- [WHAT NEEDS TO BE DONE]: Match the word "Acervo". Return each line of the data below where it appears.

- [SUPPLIED INFORMATION]:
[Start of section]

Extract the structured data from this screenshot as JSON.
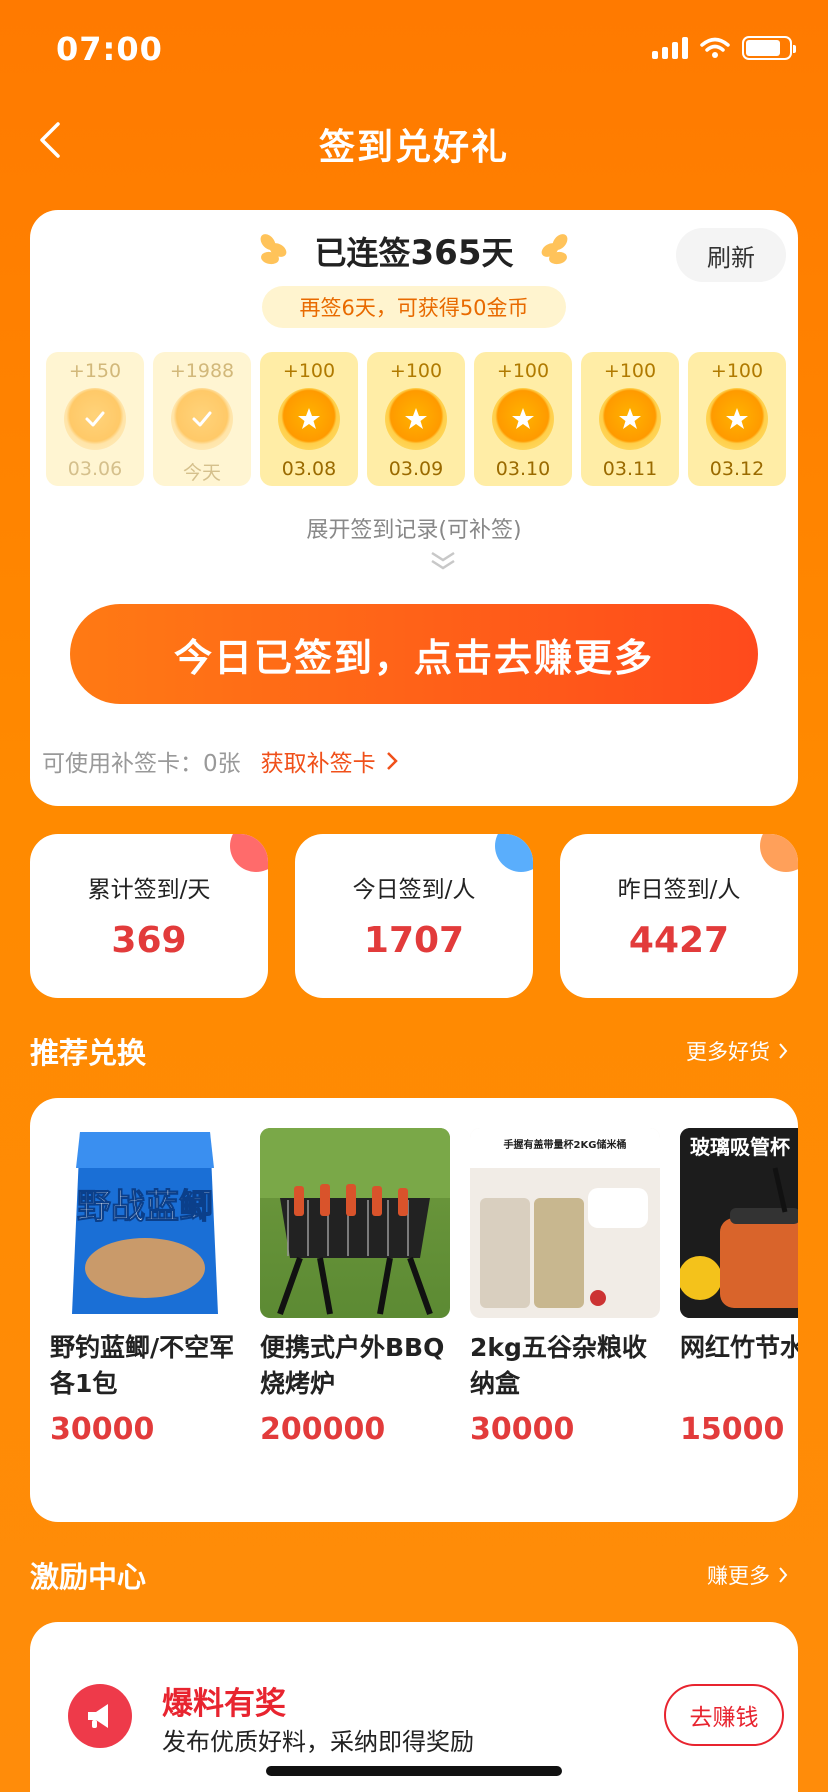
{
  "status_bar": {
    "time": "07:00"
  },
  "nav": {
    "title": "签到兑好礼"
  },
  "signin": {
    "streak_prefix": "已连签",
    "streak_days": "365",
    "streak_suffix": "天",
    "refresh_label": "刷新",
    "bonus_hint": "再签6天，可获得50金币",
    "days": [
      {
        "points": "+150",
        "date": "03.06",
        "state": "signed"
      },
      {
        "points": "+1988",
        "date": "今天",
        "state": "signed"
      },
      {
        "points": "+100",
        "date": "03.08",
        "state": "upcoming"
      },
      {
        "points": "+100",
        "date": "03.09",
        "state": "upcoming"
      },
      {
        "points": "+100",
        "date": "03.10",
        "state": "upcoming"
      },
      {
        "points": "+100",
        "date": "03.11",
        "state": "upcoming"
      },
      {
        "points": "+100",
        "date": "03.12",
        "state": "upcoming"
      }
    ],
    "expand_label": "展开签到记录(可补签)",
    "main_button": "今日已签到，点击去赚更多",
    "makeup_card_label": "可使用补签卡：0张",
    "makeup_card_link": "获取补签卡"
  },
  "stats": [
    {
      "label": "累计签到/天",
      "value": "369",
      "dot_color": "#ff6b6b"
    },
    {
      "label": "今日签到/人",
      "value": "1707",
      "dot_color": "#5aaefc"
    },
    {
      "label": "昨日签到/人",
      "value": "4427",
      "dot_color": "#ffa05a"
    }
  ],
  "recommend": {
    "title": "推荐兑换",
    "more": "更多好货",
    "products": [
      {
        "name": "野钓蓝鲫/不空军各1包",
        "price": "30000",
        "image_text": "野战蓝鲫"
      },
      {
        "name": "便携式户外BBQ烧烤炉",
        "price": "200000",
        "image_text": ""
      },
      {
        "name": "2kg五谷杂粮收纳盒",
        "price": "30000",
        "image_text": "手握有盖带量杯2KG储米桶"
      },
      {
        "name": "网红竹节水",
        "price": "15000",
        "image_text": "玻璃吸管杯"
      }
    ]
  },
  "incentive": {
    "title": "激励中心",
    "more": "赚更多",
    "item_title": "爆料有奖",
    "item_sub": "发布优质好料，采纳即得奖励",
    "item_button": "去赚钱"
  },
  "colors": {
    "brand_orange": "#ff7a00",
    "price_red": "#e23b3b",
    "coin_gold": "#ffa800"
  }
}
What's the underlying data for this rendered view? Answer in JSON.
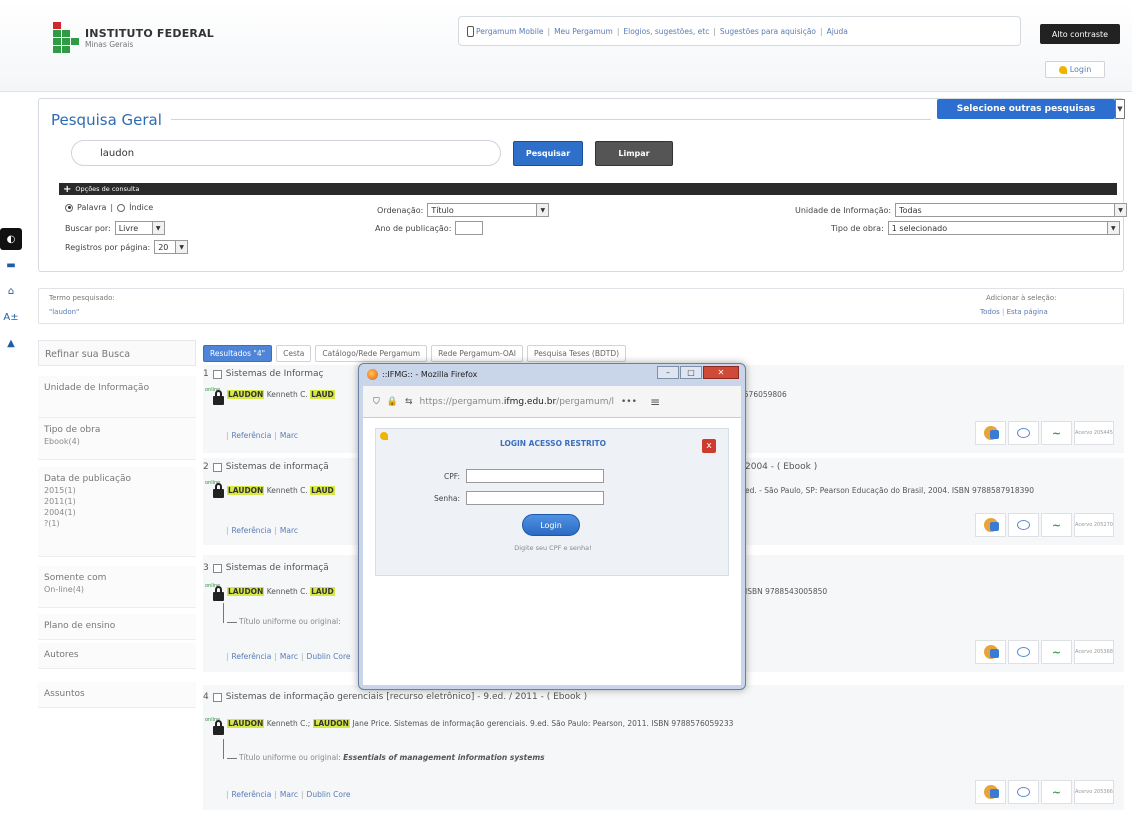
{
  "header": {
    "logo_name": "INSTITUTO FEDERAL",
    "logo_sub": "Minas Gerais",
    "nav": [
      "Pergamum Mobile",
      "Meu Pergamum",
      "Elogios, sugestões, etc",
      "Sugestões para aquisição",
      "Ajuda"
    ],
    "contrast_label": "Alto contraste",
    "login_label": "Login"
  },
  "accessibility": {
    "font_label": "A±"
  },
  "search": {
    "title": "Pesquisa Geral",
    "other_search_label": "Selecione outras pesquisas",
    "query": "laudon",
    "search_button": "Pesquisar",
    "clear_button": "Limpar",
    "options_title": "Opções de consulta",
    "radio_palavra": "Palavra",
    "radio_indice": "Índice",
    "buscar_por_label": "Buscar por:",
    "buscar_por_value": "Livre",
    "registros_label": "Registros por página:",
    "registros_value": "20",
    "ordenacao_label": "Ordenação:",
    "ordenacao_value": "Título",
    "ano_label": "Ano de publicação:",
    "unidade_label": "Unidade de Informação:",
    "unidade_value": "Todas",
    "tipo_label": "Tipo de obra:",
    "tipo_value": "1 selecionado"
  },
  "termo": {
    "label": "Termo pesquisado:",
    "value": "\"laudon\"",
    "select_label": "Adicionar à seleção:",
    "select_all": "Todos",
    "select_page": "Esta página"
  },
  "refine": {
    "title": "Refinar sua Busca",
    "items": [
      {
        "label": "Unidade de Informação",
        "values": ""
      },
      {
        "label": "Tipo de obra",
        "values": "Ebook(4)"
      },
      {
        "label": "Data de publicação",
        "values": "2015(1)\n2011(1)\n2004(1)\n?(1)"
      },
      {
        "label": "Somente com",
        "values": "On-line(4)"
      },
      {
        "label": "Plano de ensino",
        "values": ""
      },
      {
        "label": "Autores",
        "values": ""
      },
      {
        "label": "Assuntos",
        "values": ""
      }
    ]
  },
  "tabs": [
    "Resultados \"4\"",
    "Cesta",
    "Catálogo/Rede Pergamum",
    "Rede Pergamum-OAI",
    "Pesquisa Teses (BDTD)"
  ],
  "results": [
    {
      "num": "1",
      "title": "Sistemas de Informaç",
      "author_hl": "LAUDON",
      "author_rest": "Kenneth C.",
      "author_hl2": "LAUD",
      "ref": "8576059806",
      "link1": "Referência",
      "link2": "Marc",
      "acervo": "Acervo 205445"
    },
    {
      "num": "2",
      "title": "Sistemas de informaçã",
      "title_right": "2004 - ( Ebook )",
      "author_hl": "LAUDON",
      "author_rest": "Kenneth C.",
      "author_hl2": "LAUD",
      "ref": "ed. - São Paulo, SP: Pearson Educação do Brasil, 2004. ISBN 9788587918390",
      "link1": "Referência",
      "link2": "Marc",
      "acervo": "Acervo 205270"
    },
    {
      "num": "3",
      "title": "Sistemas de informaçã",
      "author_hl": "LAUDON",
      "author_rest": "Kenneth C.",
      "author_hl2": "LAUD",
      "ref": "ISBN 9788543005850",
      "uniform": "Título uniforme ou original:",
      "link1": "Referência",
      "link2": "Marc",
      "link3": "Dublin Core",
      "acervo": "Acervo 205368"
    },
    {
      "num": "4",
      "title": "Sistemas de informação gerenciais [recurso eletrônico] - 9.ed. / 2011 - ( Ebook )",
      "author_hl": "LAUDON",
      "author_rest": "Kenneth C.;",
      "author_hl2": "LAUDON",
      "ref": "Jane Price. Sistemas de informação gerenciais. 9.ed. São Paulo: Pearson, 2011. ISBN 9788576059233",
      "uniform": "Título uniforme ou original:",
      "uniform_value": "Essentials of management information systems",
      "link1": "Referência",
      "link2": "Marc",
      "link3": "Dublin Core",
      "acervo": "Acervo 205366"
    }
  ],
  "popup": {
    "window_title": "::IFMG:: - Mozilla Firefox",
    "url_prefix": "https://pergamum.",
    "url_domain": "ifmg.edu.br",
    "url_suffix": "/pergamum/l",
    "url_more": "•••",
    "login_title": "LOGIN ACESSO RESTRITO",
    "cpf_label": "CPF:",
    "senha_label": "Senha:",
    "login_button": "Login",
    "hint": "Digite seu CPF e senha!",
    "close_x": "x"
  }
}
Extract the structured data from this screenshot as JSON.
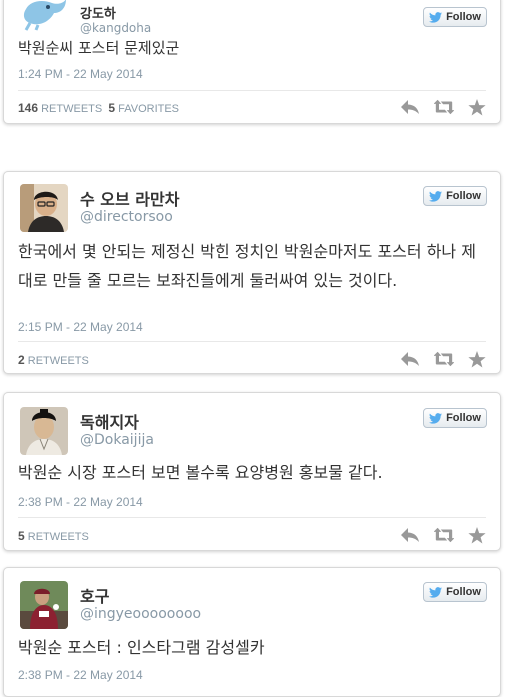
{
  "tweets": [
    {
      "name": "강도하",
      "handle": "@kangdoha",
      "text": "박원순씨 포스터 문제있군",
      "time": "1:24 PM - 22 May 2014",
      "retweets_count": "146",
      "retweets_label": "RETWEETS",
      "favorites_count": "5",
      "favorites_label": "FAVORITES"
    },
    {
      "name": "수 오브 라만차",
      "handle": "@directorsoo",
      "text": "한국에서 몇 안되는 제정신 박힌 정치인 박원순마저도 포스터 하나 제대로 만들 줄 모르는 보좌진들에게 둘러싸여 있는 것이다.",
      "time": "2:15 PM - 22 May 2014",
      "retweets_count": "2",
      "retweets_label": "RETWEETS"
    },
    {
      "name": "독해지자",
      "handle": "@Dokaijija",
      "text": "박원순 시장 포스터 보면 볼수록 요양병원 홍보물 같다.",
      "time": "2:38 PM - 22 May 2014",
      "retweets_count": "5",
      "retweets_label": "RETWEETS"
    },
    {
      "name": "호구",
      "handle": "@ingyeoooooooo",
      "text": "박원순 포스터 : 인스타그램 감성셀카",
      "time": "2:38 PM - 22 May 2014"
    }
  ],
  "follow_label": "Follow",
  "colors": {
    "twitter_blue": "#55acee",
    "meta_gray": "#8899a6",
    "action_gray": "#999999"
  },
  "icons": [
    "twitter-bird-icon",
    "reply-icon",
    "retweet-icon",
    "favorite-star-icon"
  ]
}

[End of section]

- [ANSWER SPACE]:
      "acervo": "Acervo 205445"
      "acervo": "Acervo 205270"
      "acervo": "Acervo 205368"
      "acervo": "Acervo 205366"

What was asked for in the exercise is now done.